#include <Stepper.h>



// define a constant value named stepPin and assign the value 9 to it
// this assumes digital pin 9 of Arduino is attached to the step input of driver
#define stepPin 9
 
// define a constant value named dirPin and assign the value 8
// this assumes digital pin 8 of Arduino is attached to the step input of your driver
#define dirPin 8
 
// define the pins on N.O. (normally open) buttons
#define button1 2
#define button2 3
 
// setup() loop, the Arduino runs through this once
void setup() {
  // digital pins on the Arduino can only be either set as an output or input - in our case we want to send data to the driver, so we choose output
  pinMode(stepPin , OUTPUT);
  pinMode(dirPin , OUTPUT);
 
  // define button pins as input pullup type
  pinMode(button1, INPUT_PULLUP);
  pinMode(button2, INPUT_PULLUP);
 
  // set an initial value of low to both our step and dir pins, we could easily write false or 0 instead of LOW
  digitalWrite(stepPin , LOW);
  digitalWrite(dirPin , LOW);
}
 
// loop() loop, the Arduino continuously cycles through this as fast as it can
void loop() {
 
  if (digitalRead(button1) == LOW && digitalRead(button2) == HIGH) { // if button1 is pressed and button2 is not pressed
    digitalWrite(dirPin, LOW); // move in the LOW direction
  } else if (digitalRead(button1) == HIGH && digitalRead(button2) == LOW) { // if button1 is not pressed and button2 is pressed
    digitalWrite(dirPin, HIGH); // move in HIGH direction
  }
 
  if (digitalRead(button1) == LOW || digitalRead(button2) == LOW) { // if either button is pressed
 
    // set a HIGH value to our step pin, this turns the voltage on for that pin
    digitalWrite(stepPin , HIGH);
 
    // let's wait here for 50 milliseconds; note the units, this means 0.05s
    delay(2);
 
    // let's set our step pin to false, this turns the voltage off for that pin and gives us the on/off cycle we need
    digitalWrite(stepPin , LOW);
 
    // wait another 50 milliseconds after which time we loop back to the beginning of the loop() loop
    delay(2);
 
  }
}

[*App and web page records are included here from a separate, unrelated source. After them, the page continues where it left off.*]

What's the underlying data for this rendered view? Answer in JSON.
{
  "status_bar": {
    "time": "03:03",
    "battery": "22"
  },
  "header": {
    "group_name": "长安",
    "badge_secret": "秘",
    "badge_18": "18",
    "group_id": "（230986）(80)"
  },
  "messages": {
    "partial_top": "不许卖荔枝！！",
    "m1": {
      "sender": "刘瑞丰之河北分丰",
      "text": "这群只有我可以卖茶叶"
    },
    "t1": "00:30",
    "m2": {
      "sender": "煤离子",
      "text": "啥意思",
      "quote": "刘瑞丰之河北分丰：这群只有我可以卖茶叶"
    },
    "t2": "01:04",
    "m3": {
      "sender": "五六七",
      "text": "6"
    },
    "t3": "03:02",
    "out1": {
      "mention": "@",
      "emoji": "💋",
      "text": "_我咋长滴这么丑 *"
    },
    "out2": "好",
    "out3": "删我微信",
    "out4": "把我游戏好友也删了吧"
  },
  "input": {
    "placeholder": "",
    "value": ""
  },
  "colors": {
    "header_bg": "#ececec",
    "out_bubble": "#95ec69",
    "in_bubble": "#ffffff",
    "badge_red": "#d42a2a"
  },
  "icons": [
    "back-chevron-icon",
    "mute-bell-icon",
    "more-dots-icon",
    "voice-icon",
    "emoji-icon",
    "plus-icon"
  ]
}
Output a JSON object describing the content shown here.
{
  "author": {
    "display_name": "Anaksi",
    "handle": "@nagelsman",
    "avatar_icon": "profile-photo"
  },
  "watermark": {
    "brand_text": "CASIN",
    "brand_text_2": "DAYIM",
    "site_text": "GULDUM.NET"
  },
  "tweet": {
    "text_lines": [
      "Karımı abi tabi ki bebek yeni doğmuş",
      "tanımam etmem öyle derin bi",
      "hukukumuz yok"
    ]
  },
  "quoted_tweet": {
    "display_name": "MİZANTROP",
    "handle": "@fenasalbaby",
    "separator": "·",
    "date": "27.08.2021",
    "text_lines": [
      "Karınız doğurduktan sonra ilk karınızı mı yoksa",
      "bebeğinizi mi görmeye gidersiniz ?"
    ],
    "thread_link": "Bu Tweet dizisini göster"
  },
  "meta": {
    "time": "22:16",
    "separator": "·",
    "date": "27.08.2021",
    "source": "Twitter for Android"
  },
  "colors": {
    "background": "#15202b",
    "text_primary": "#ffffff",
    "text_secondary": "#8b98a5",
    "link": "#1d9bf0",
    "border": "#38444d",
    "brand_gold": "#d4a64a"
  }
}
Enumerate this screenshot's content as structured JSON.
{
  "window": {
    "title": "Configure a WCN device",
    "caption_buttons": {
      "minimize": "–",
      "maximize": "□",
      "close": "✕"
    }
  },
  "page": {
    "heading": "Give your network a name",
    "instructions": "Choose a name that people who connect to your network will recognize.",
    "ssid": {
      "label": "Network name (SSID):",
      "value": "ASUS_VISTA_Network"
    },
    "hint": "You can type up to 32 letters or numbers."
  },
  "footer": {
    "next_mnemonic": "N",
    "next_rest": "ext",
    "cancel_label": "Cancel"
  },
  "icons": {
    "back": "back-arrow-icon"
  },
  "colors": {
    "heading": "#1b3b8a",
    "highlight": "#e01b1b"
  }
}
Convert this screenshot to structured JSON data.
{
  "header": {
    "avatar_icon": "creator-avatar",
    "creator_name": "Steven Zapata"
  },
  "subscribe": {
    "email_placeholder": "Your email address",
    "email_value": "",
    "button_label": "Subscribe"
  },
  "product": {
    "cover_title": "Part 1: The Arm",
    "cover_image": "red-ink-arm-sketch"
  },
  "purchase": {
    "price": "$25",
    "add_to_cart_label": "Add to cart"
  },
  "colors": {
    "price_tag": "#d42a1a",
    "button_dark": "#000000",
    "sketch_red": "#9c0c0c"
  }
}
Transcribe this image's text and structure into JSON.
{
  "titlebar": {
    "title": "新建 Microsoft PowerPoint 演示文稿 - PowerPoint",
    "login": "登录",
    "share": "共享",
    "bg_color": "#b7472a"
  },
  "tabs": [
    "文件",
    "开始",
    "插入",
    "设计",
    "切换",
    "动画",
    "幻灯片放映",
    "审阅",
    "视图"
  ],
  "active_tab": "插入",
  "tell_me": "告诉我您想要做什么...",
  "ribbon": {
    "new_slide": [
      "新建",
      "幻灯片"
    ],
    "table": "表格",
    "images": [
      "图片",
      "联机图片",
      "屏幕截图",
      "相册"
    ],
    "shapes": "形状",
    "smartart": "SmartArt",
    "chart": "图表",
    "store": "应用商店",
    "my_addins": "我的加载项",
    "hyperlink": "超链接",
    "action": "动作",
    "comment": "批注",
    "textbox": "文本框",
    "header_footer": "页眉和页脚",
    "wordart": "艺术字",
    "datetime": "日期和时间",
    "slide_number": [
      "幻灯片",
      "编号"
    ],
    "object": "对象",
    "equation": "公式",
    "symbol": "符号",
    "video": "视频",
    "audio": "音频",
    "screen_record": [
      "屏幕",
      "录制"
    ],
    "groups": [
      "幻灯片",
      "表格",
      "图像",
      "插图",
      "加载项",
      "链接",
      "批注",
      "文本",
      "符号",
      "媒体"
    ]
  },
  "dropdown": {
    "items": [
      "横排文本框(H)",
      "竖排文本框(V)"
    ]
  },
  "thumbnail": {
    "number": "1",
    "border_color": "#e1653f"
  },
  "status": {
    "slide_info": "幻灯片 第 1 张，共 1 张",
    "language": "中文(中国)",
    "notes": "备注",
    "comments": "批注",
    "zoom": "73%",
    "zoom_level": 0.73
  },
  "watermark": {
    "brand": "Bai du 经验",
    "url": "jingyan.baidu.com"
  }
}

Whats an A4899? Do you mean an A4988?

Anyway such stepper drivers are very simple - you send a step pulse, it steps the motor. Nothing
more to it. Generating step pulses in real time with a suitable profile (ramping speed up and down)
is where the cleverness lies. Suggest you play with AccelStepper library, and then have a look in
its source code to see one way of achieving smooth motor control.

I did mean the A4988 and thanks for the suggestion of the AccelStepper lib.

You mentioned the step pulse, what/how is that defined? Is that data contained within the library/s? Or does this statement mean that it can only go as fast as the Arduino is capable? (that might not make sense) Sorry for my lack of terminology.
"// loop() loop, the Arduino continuously cycles through this as fast as it can void loop()"

Thanks again

The AccelStepper lib is only capable to pulse your stepper with ca. 4000 steps/sec.
Be aware that the library is very comfortable (providing for acceleration/deceleration, which is pretty complicated if you would try to do it on your own)), but that needs computing power (and time).

Therefor you only can gain speed over that 4000 steps/sec using AccelStepper with a faster Arduino.